One particular example relates to the installation of the bushings in the first transformer. AREVA T&D had originally intended to install the bushings and fabricate the cooler pipework simultaneously as soon as the transformer was put into its final position, which was inside a building. However, it became apparent that it was not going to be possible to do both jobs together because of space constraints.
However, to avoid having to do the jobs one after the other, AREVA T&D decided to build up the transformer as much as possible outside of the building, which involved using a different method of installing the transformer. At the same time, while the bay was empty the fabrication sub-contractors were able to build up the cooler pipework. Thus, when the transformer was brought into the bay it was well advanced in terms of its build. Following this experience, AREVA T&D implemented this change in sequence for the installation of the second transformer.
Another important reason that the project was able to be completed well within deadline was the close, long-standing working relations AREVA T&D has with all its sub-contractors, so for example when RWE npower asked the company to work through the night AREVA T&D was able to ask the same of the sub-contractors.
An emergency plan in place
Building on the experience and knowledge it gained at Aberthaw, AREVA T&D now offers a service to power plant operators where it will conduct a study at each of their facilities to determine the suitability of their spare transformer portfolio and devise an emergency response plan.
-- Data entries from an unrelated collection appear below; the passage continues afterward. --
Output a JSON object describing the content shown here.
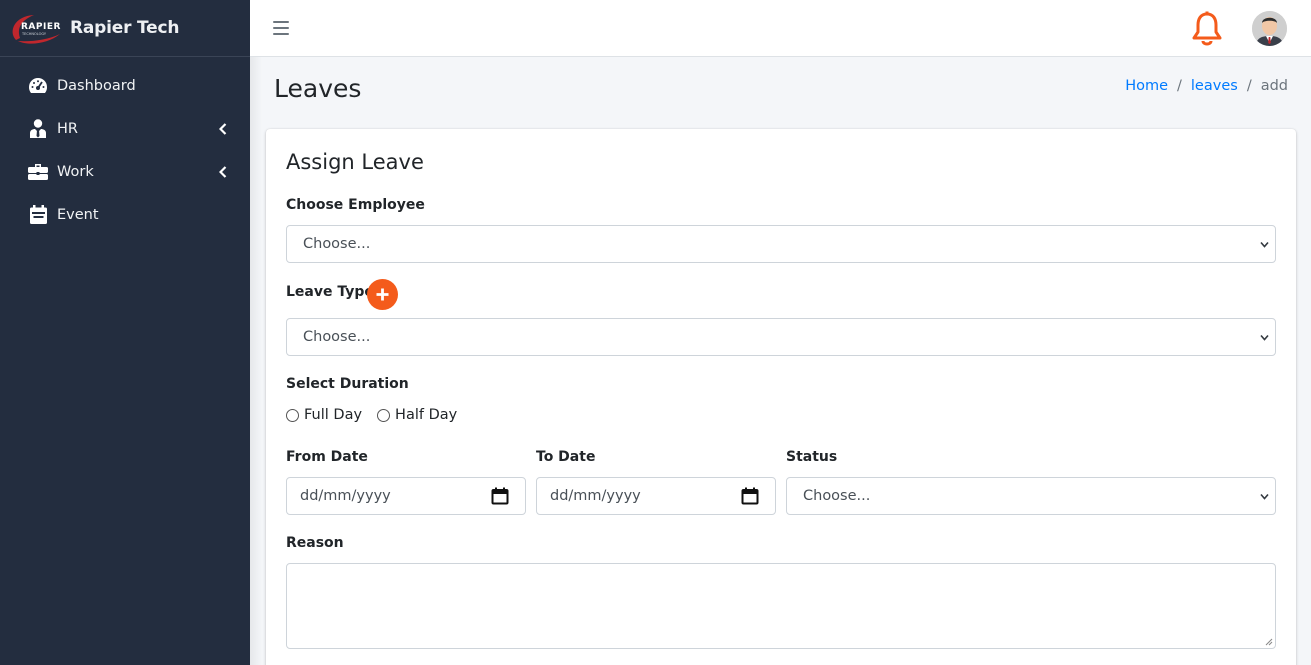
{
  "brand": {
    "name": "Rapier Tech",
    "logo_text": "RAPIER"
  },
  "sidebar": {
    "items": [
      {
        "label": "Dashboard",
        "icon": "speedometer-icon",
        "has_children": false
      },
      {
        "label": "HR",
        "icon": "user-tie-icon",
        "has_children": true
      },
      {
        "label": "Work",
        "icon": "briefcase-icon",
        "has_children": true
      },
      {
        "label": "Event",
        "icon": "calendar-icon",
        "has_children": false
      }
    ]
  },
  "topbar": {
    "menu_icon": "hamburger-icon",
    "notification_icon": "bell-icon",
    "avatar_icon": "user-avatar"
  },
  "page": {
    "title": "Leaves",
    "breadcrumb": {
      "home": "Home",
      "section": "leaves",
      "current": "add"
    }
  },
  "form": {
    "title": "Assign Leave",
    "employee": {
      "label": "Choose Employee",
      "value": "Choose..."
    },
    "leave_type": {
      "label": "Leave Type",
      "value": "Choose..."
    },
    "duration": {
      "label": "Select Duration",
      "options": [
        "Full Day",
        "Half Day"
      ]
    },
    "from_date": {
      "label": "From Date",
      "placeholder": "dd/mm/yyyy"
    },
    "to_date": {
      "label": "To Date",
      "placeholder": "dd/mm/yyyy"
    },
    "status": {
      "label": "Status",
      "value": "Choose..."
    },
    "reason": {
      "label": "Reason",
      "value": ""
    }
  },
  "colors": {
    "sidebar_bg": "#232d3f",
    "accent": "#f45b1b",
    "link": "#007bff"
  }
}
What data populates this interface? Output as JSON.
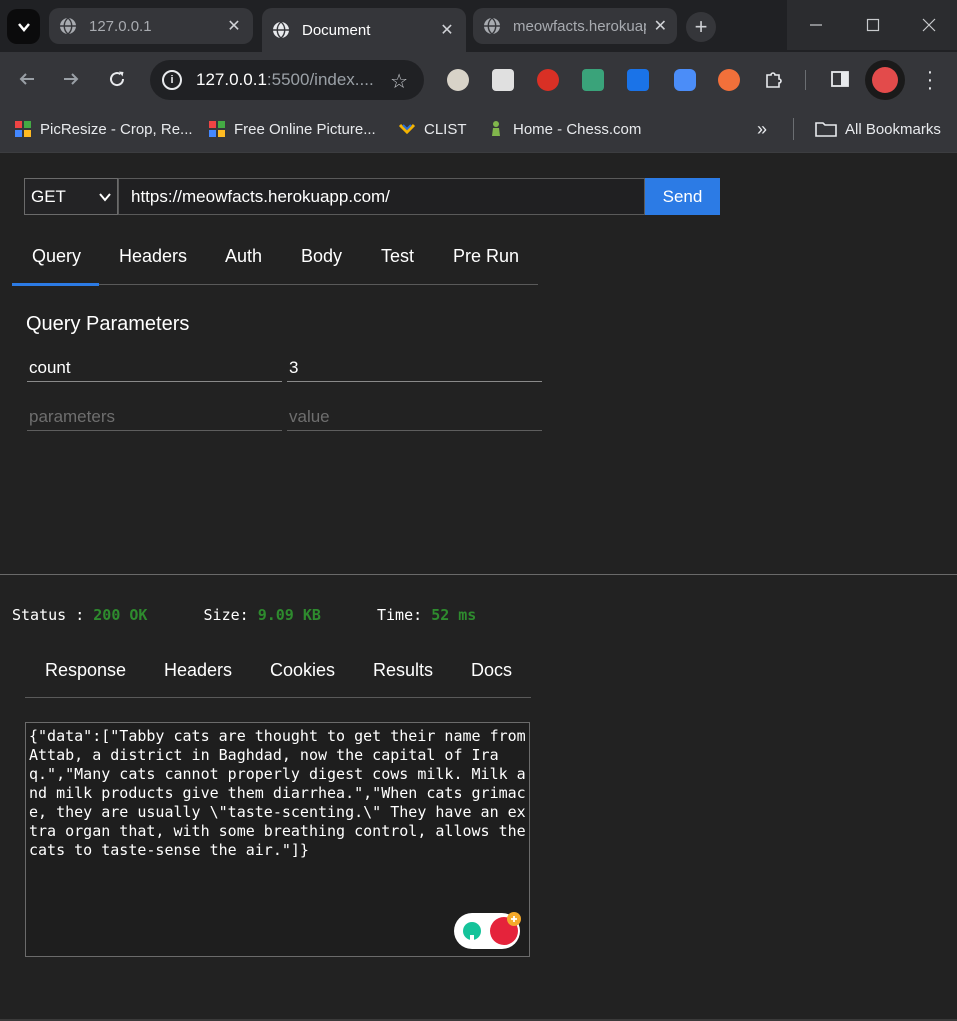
{
  "browser": {
    "tabs": [
      {
        "title": "127.0.0.1",
        "active": false
      },
      {
        "title": "Document",
        "active": true
      },
      {
        "title": "meowfacts.herokuapp.com",
        "active": false
      }
    ],
    "close_glyph": "✕",
    "new_tab_glyph": "+",
    "omnibox": {
      "host": "127.0.0.1",
      "path": ":5500/index....",
      "info_glyph": "i"
    },
    "bookmarks": [
      {
        "label": "PicResize - Crop, Re..."
      },
      {
        "label": "Free Online Picture..."
      },
      {
        "label": "CLIST"
      },
      {
        "label": "Home - Chess.com"
      }
    ],
    "bookmarks_overflow": "»",
    "all_bookmarks": "All Bookmarks"
  },
  "request": {
    "method": "GET",
    "url": "https://meowfacts.herokuapp.com/",
    "send_label": "Send",
    "tabs": [
      "Query",
      "Headers",
      "Auth",
      "Body",
      "Test",
      "Pre Run"
    ],
    "active_tab": "Query"
  },
  "query": {
    "title": "Query Parameters",
    "rows": [
      {
        "key": "count",
        "value": "3"
      }
    ],
    "placeholders": {
      "key": "parameters",
      "value": "value"
    }
  },
  "status": {
    "status_label": "Status :",
    "status_value": "200 OK",
    "size_label": "Size:",
    "size_value": "9.09 KB",
    "time_label": "Time:",
    "time_value": "52 ms"
  },
  "response": {
    "tabs": [
      "Response",
      "Headers",
      "Cookies",
      "Results",
      "Docs"
    ],
    "body": "{\"data\":[\"Tabby cats are thought to get their name from Attab, a district in Baghdad, now the capital of Iraq.\",\"Many cats cannot properly digest cows milk. Milk and milk products give them diarrhea.\",\"When cats grimace, they are usually \\\"taste-scenting.\\\" They have an extra organ that, with some breathing control, allows the cats to taste-sense the air.\"]}"
  },
  "colors": {
    "accent": "#2c7be5",
    "status_green": "#2e8b2e",
    "background": "#222222"
  }
}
This involves examining whether its spare equipment will fit and whether the interfaces will be a problem. Furthermore, in the circumstances where a power generator does not have the resources to hold spare equipment AREVA T&D can help it arrange access to a suitable unit from a second party in the event of unit failure.
One of the two spare generator transformers for Aberthaw
According to AREVA T&D, the power industry has reacted positively, and both British Energy and E.ON have placed enquiries for such an emergency response plan.
The author would like to thank Iain Tait of RWE npower and Tony Garnett of AREVA T&D for their invaluable contribution to the article.